Information Possibly Outdated
The information presented on this page was originally released on October 14, 2010. It may not be outdated, but please search our site for more current information. If you plan to quote or reference this information in a publication, please check with the Extension specialist or author before proceeding.
4-H shows kids that science can be fun
By Kaitlyn Byrne
MSU Ag Communications
JACKSON – More than 500 students paired science and entertainment at the third annual 4-H National Youth Science Day on Oct. 6 at Oak Forest Elementary School in Jackson.

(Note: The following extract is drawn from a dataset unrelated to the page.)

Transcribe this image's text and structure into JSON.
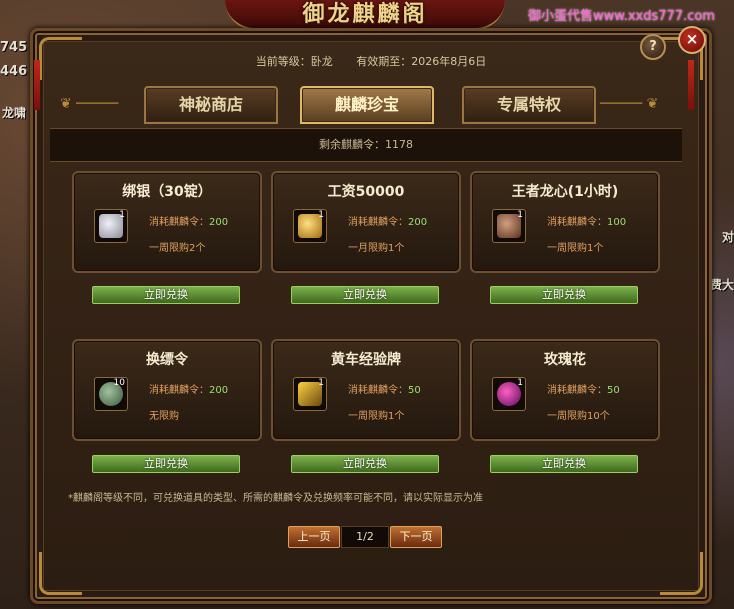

“This event encouraged kids to value their education and realize science is fun,” said Rocheryl Ware, Mississippi State University Extension 4-H agent in Hinds County. “They were learning while enjoying themselves. We wanted it to be hands-on for the kids so they could understand school can actually be interesting. The kids had a blast.”
The event’s theme was “4-H20,” and students participated in a variety of water-themed experiments. They created a “tornado” in a bottle of water to demonstrate air pressure effects and viewed a demonstration on how sand can be used to clean up oil spills.
“School textbooks don’t always include science activities to go along with each chapter, so we wanted to show the students some fun experiments they may not get to see otherwise,” Ware said. “We used a book 4-H purchased to guide us in developing the experiments.”
One of the most popular experiments involved water and color.
“We had a science station where the kids got to see how color does not travel at the same speed as water,” Ware said. We put the tip of a green marker and food coloring to a paper towel and then touched the paper towel to water to illustrate how the paper towel absorbed the water while the color ran away.”
Martha Jackson-Banks, MSU 4-H Youth Development specialist, said organizers also took the opportunity to teach children about the importance of caring for the environment.
“Students were taught about carbon dioxide,” Jackson said. “Understanding this helped them learn how to help reduce negative environmental impacts.”
Ware said they got the students to think by asking questions rather than just lecturing to them.
“It’s important to get the kids excited about science now, while they’re young,” Ware said. “This program is important because you never know: one of these kids could get interested in science and grow up to be a doctor who finds cures for diseases.”
4-H Science Field Day volunteers helped make the day a success. Shella Wesley, a mother of two Oak Forest Elementary students, volunteered at the event.
“I think all of the kids enjoyed it,” she said. “The teachers really got into it, too. It was a great experience for everyone involved.”
Wesley’s children, Jakobe and Jordan, attended the 4-H Science Field Day.
“It was a lot of fun,” Jakobe, a 4th grader, said. “I’m excited about next year’s field day now.”
Jakobe’s sister, Jordan, a 2nd grader, had one highlight from the day.
“My favorite experiment was the one with the tornado. It was really cool,” she said.